**Task directions:** Retype the data that follows line by line, exactly, and leave its pictures out.

Source data
***
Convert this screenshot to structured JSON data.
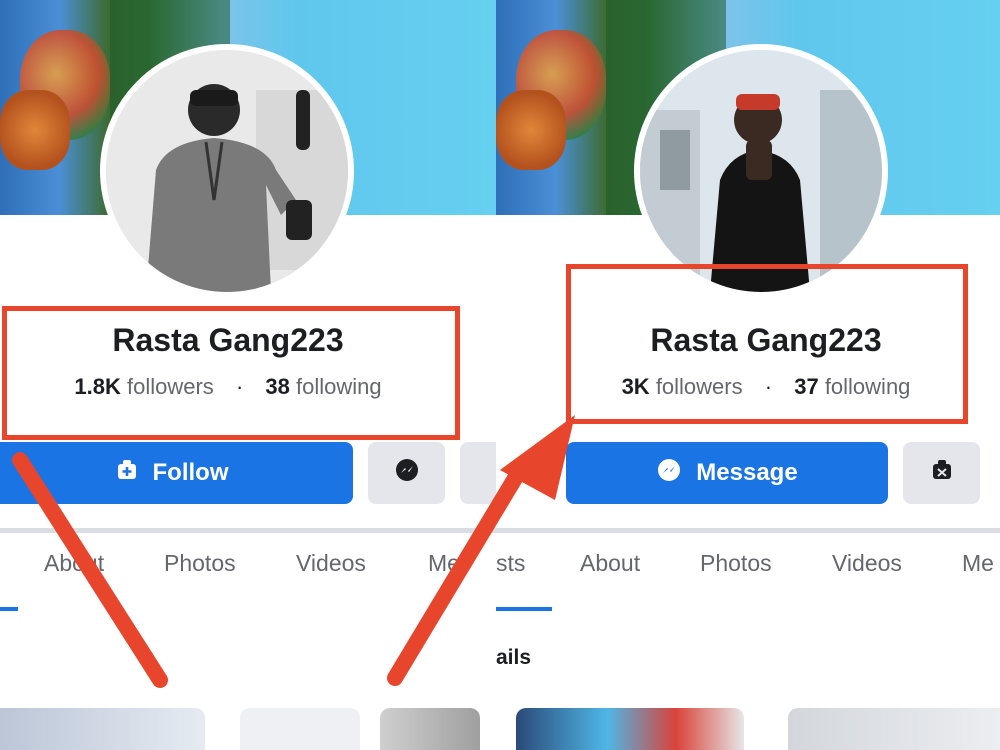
{
  "left_profile": {
    "name": "Rasta Gang223",
    "followers_count": "1.8K",
    "followers_label": "followers",
    "separator": "·",
    "following_count": "38",
    "following_label": "following",
    "primary_button": "Follow",
    "tabs": [
      "About",
      "Photos",
      "Videos",
      "Me"
    ]
  },
  "right_profile": {
    "name": "Rasta Gang223",
    "followers_count": "3K",
    "followers_label": "followers",
    "separator": "·",
    "following_count": "37",
    "following_label": "following",
    "primary_button": "Message",
    "tabs": [
      "sts",
      "About",
      "Photos",
      "Videos",
      "Me"
    ],
    "section_heading": "ails"
  },
  "colors": {
    "accent": "#1b74e4",
    "highlight": "#e8452d",
    "text": "#1c1e21",
    "muted": "#65676b"
  }
}
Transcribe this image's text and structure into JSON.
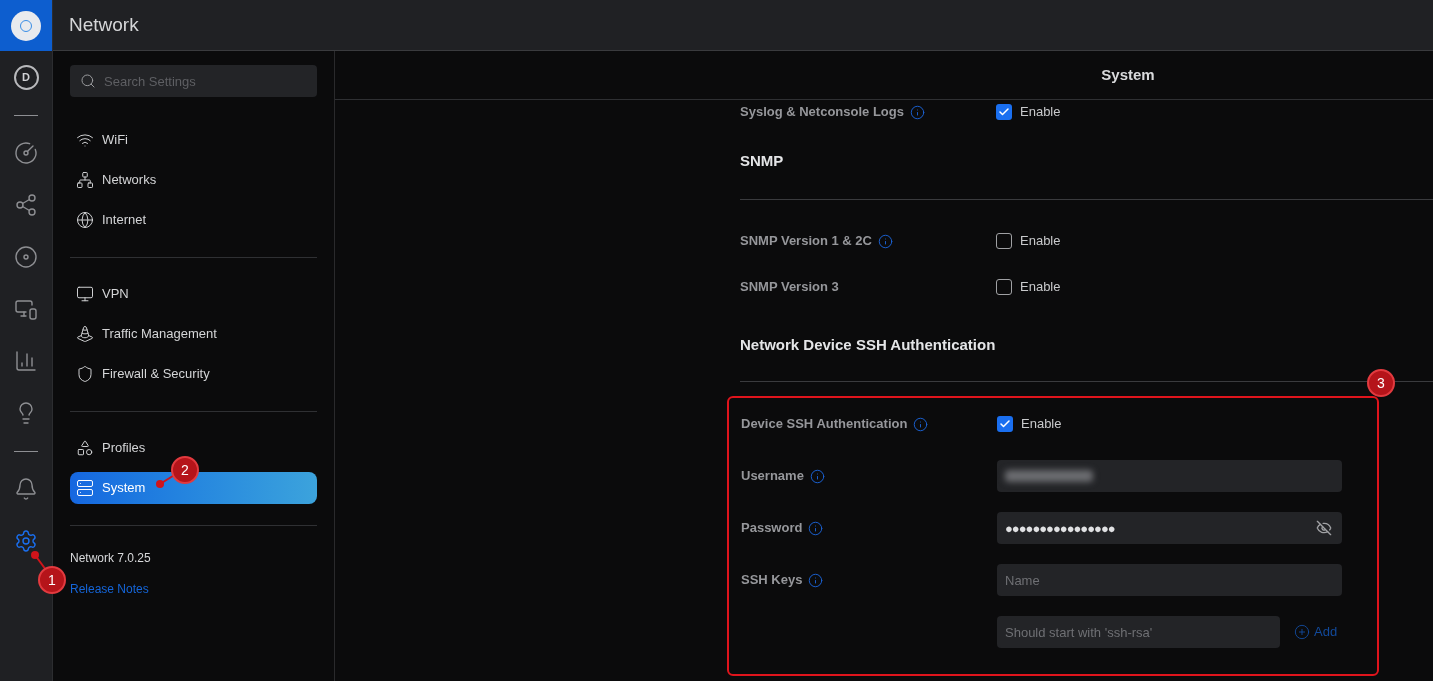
{
  "app_title": "Network",
  "rail": [
    {
      "kind": "avatar",
      "label": "D",
      "selected": false
    },
    {
      "kind": "divider"
    },
    {
      "kind": "gauge",
      "selected": false
    },
    {
      "kind": "topology",
      "selected": false
    },
    {
      "kind": "disc",
      "selected": false
    },
    {
      "kind": "devices",
      "selected": false
    },
    {
      "kind": "stats",
      "selected": false
    },
    {
      "kind": "bulb",
      "selected": false
    },
    {
      "kind": "divider"
    },
    {
      "kind": "bell",
      "selected": false
    },
    {
      "kind": "gear",
      "selected": true
    }
  ],
  "sidebar": {
    "search": {
      "placeholder": "Search Settings"
    },
    "groups": [
      [
        {
          "label": "WiFi",
          "kind": "wifi",
          "selected": false
        },
        {
          "label": "Networks",
          "kind": "network",
          "selected": false
        },
        {
          "label": "Internet",
          "kind": "globe",
          "selected": false
        }
      ],
      [
        {
          "label": "VPN",
          "kind": "vpn",
          "selected": false
        },
        {
          "label": "Traffic Management",
          "kind": "traffic",
          "selected": false
        },
        {
          "label": "Firewall & Security",
          "kind": "shield",
          "selected": false
        }
      ],
      [
        {
          "label": "Profiles",
          "kind": "shapes",
          "selected": false
        },
        {
          "label": "System",
          "kind": "system",
          "selected": true
        }
      ]
    ],
    "version": "Network 7.0.25",
    "release_notes": "Release Notes"
  },
  "main": {
    "title": "System",
    "sections": [
      {
        "rows": [
          {
            "kind": "checkbox",
            "label": "Syslog & Netconsole Logs",
            "info": true,
            "checked": true,
            "option": "Enable"
          }
        ]
      },
      {
        "heading": "SNMP",
        "rows": [
          {
            "kind": "checkbox",
            "label": "SNMP Version 1 & 2C",
            "info": true,
            "checked": false,
            "option": "Enable"
          },
          {
            "kind": "checkbox",
            "label": "SNMP Version 3",
            "info": false,
            "checked": false,
            "option": "Enable"
          }
        ]
      },
      {
        "heading": "Network Device SSH Authentication",
        "highlighted": true,
        "rows": [
          {
            "kind": "checkbox",
            "label": "Device SSH Authentication",
            "info": true,
            "checked": true,
            "option": "Enable"
          },
          {
            "kind": "redacted",
            "label": "Username",
            "info": true
          },
          {
            "kind": "password",
            "label": "Password",
            "info": true,
            "value": "●●●●●●●●●●●●●●●●"
          },
          {
            "kind": "text",
            "label": "SSH Keys",
            "info": true,
            "placeholder": "Name"
          },
          {
            "kind": "add",
            "placeholder": "Should start with 'ssh-rsa'",
            "button": "Add"
          }
        ]
      }
    ]
  },
  "annotations": [
    {
      "label": "1"
    },
    {
      "label": "2"
    },
    {
      "label": "3"
    }
  ]
}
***
**Response:**
Convert this screenshot to structured JSON data.
{
  "left_profile": {
    "name": "Rasta Gang223",
    "followers_count": "1.8K",
    "followers_label": "followers",
    "separator": "·",
    "following_count": "38",
    "following_label": "following",
    "primary_button": "Follow",
    "tabs": [
      "About",
      "Photos",
      "Videos",
      "Me"
    ]
  },
  "right_profile": {
    "name": "Rasta Gang223",
    "followers_count": "3K",
    "followers_label": "followers",
    "separator": "·",
    "following_count": "37",
    "following_label": "following",
    "primary_button": "Message",
    "tabs": [
      "sts",
      "About",
      "Photos",
      "Videos",
      "Me"
    ],
    "section_heading": "ails"
  },
  "colors": {
    "accent": "#1b74e4",
    "highlight": "#e8452d",
    "text": "#1c1e21",
    "muted": "#65676b"
  }
}
Transcribe this image's text and structure into JSON.
{
  "app_title": "Network",
  "rail": [
    {
      "kind": "avatar",
      "label": "D",
      "selected": false
    },
    {
      "kind": "divider"
    },
    {
      "kind": "gauge",
      "selected": false
    },
    {
      "kind": "topology",
      "selected": false
    },
    {
      "kind": "disc",
      "selected": false
    },
    {
      "kind": "devices",
      "selected": false
    },
    {
      "kind": "stats",
      "selected": false
    },
    {
      "kind": "bulb",
      "selected": false
    },
    {
      "kind": "divider"
    },
    {
      "kind": "bell",
      "selected": false
    },
    {
      "kind": "gear",
      "selected": true
    }
  ],
  "sidebar": {
    "search": {
      "placeholder": "Search Settings"
    },
    "groups": [
      [
        {
          "label": "WiFi",
          "kind": "wifi",
          "selected": false
        },
        {
          "label": "Networks",
          "kind": "network",
          "selected": false
        },
        {
          "label": "Internet",
          "kind": "globe",
          "selected": false
        }
      ],
      [
        {
          "label": "VPN",
          "kind": "vpn",
          "selected": false
        },
        {
          "label": "Traffic Management",
          "kind": "traffic",
          "selected": false
        },
        {
          "label": "Firewall & Security",
          "kind": "shield",
          "selected": false
        }
      ],
      [
        {
          "label": "Profiles",
          "kind": "shapes",
          "selected": false
        },
        {
          "label": "System",
          "kind": "system",
          "selected": true
        }
      ]
    ],
    "version": "Network 7.0.25",
    "release_notes": "Release Notes"
  },
  "main": {
    "title": "System",
    "sections": [
      {
        "rows": [
          {
            "kind": "checkbox",
            "label": "Syslog & Netconsole Logs",
            "info": true,
            "checked": true,
            "option": "Enable"
          }
        ]
      },
      {
        "heading": "SNMP",
        "rows": [
          {
            "kind": "checkbox",
            "label": "SNMP Version 1 & 2C",
            "info": true,
            "checked": false,
            "option": "Enable"
          },
          {
            "kind": "checkbox",
            "label": "SNMP Version 3",
            "info": false,
            "checked": false,
            "option": "Enable"
          }
        ]
      },
      {
        "heading": "Network Device SSH Authentication",
        "highlighted": true,
        "rows": [
          {
            "kind": "checkbox",
            "label": "Device SSH Authentication",
            "info": true,
            "checked": true,
            "option": "Enable"
          },
          {
            "kind": "redacted",
            "label": "Username",
            "info": true
          },
          {
            "kind": "password",
            "label": "Password",
            "info": true,
            "value": "●●●●●●●●●●●●●●●●"
          },
          {
            "kind": "text",
            "label": "SSH Keys",
            "info": true,
            "placeholder": "Name"
          },
          {
            "kind": "add",
            "placeholder": "Should start with 'ssh-rsa'",
            "button": "Add"
          }
        ]
      }
    ]
  },
  "annotations": [
    {
      "label": "1"
    },
    {
      "label": "2"
    },
    {
      "label": "3"
    }
  ]
}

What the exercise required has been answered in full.